>>>
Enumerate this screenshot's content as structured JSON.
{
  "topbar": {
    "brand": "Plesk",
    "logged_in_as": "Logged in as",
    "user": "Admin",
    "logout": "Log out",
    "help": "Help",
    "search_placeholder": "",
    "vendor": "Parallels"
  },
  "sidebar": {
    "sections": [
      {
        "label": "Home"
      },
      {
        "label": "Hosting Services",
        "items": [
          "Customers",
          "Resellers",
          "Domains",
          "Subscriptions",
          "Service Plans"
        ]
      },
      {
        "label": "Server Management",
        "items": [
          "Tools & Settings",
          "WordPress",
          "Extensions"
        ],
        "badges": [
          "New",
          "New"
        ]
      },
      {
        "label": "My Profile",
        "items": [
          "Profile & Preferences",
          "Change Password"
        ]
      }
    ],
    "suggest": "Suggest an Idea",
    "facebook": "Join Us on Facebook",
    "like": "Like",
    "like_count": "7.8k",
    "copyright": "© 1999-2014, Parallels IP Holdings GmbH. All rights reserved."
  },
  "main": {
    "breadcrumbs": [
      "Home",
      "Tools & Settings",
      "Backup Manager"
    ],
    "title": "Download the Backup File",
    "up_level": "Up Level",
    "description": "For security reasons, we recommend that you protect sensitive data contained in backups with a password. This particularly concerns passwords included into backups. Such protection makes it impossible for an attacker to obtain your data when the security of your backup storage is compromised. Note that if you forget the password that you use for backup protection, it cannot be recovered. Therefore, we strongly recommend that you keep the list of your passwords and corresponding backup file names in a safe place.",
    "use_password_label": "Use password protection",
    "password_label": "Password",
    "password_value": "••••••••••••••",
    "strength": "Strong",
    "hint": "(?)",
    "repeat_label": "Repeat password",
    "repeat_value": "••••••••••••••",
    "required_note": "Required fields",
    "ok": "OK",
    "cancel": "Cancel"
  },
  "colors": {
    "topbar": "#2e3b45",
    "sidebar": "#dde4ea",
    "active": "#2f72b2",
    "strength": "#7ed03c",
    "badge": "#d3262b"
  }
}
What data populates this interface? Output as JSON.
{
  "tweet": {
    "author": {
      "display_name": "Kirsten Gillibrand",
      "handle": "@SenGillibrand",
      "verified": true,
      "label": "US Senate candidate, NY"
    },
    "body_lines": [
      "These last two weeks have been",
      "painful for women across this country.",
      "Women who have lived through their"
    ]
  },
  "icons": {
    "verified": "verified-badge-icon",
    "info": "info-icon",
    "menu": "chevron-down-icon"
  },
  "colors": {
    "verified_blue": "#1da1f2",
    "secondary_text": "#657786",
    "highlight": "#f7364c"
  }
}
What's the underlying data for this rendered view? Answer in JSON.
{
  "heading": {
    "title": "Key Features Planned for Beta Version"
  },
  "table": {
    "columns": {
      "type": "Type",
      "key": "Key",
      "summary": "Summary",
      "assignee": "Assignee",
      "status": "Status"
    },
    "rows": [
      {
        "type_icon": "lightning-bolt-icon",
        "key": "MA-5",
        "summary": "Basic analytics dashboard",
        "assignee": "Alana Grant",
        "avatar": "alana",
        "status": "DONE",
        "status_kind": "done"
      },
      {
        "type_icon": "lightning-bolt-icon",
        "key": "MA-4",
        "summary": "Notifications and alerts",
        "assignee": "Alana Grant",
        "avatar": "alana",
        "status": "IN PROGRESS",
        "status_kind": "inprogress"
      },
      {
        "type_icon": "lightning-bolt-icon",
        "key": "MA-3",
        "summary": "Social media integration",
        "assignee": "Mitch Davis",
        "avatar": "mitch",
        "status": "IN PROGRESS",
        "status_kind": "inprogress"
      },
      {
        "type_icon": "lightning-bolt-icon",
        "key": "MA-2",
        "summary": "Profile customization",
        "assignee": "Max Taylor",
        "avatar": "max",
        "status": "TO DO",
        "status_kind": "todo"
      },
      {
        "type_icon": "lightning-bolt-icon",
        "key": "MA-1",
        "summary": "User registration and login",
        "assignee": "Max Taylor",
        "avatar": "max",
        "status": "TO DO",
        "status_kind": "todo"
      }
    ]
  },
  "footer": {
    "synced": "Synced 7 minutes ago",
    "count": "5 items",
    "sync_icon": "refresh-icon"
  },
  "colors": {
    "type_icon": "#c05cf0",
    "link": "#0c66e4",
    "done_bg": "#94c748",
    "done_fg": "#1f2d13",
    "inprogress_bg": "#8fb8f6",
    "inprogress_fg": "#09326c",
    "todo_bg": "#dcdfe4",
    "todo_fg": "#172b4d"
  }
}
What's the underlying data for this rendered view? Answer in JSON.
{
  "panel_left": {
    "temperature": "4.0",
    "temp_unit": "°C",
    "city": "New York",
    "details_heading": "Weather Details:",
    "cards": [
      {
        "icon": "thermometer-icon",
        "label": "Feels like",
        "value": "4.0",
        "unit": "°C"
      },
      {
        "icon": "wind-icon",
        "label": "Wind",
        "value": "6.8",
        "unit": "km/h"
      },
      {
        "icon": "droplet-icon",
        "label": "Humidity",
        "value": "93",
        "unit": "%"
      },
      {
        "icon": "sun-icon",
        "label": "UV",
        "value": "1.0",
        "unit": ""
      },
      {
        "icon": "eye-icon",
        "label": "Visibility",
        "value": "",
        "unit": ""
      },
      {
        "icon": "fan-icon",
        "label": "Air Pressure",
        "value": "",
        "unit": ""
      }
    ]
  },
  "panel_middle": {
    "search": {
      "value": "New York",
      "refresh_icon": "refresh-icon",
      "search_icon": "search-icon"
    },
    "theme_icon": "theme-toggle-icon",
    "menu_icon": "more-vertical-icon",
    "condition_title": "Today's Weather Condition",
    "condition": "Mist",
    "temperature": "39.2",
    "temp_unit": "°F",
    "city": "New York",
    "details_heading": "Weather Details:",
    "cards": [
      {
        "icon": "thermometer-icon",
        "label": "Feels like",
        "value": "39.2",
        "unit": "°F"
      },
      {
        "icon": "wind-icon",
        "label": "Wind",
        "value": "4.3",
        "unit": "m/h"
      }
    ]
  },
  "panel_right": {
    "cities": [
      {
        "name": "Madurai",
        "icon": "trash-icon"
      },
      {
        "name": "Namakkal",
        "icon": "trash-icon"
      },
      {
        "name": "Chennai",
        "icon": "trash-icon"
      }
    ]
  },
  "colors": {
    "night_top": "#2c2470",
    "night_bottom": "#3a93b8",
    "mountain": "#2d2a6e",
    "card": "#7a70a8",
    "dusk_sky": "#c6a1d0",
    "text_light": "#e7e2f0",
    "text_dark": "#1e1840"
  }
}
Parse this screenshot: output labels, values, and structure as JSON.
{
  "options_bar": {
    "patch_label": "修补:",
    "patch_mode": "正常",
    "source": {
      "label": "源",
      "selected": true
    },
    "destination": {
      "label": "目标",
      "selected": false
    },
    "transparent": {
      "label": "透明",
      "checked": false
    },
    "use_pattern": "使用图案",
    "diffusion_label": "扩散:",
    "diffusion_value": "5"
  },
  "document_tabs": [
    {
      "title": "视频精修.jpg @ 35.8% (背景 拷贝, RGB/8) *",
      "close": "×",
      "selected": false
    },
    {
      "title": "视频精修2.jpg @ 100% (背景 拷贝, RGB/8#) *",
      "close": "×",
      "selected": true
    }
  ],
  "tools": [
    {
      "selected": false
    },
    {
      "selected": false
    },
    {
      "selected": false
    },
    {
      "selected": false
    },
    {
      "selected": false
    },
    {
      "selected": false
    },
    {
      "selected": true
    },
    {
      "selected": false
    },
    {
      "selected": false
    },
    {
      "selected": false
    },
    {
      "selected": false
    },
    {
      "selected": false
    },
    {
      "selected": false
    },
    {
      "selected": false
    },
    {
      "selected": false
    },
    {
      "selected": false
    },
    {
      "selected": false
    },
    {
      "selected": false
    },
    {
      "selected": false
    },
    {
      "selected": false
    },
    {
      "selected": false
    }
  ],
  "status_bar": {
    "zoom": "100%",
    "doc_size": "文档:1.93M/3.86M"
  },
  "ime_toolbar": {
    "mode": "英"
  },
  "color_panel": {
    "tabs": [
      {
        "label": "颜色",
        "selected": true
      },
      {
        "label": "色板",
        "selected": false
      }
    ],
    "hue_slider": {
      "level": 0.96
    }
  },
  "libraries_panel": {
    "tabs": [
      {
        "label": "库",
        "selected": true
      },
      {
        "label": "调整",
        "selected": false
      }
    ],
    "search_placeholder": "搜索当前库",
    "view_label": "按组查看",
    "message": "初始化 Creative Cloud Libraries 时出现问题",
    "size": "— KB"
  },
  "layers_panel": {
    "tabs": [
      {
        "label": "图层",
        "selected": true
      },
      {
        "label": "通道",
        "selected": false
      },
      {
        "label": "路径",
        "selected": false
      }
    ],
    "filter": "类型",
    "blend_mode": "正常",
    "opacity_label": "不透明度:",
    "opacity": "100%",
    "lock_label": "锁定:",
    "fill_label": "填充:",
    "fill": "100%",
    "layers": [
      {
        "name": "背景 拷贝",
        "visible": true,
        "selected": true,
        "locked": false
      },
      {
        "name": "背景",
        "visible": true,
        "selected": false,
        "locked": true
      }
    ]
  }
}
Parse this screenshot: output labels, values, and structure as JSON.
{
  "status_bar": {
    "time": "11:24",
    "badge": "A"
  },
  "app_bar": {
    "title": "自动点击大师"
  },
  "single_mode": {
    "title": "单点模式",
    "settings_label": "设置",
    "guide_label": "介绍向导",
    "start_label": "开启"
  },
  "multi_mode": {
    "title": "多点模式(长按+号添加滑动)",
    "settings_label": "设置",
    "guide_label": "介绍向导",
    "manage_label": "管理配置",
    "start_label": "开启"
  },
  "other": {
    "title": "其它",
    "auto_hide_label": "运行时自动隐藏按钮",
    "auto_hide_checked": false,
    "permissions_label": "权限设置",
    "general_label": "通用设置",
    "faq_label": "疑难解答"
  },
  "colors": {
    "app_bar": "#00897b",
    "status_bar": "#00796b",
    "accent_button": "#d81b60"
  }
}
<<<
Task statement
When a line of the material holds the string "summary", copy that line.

Solved problem
      "summary": "Summary",
        "summary": "Basic analytics dashboard",
        "summary": "Notifications and alerts",
        "summary": "Social media integration",
        "summary": "Profile customization",
        "summary": "User registration and login",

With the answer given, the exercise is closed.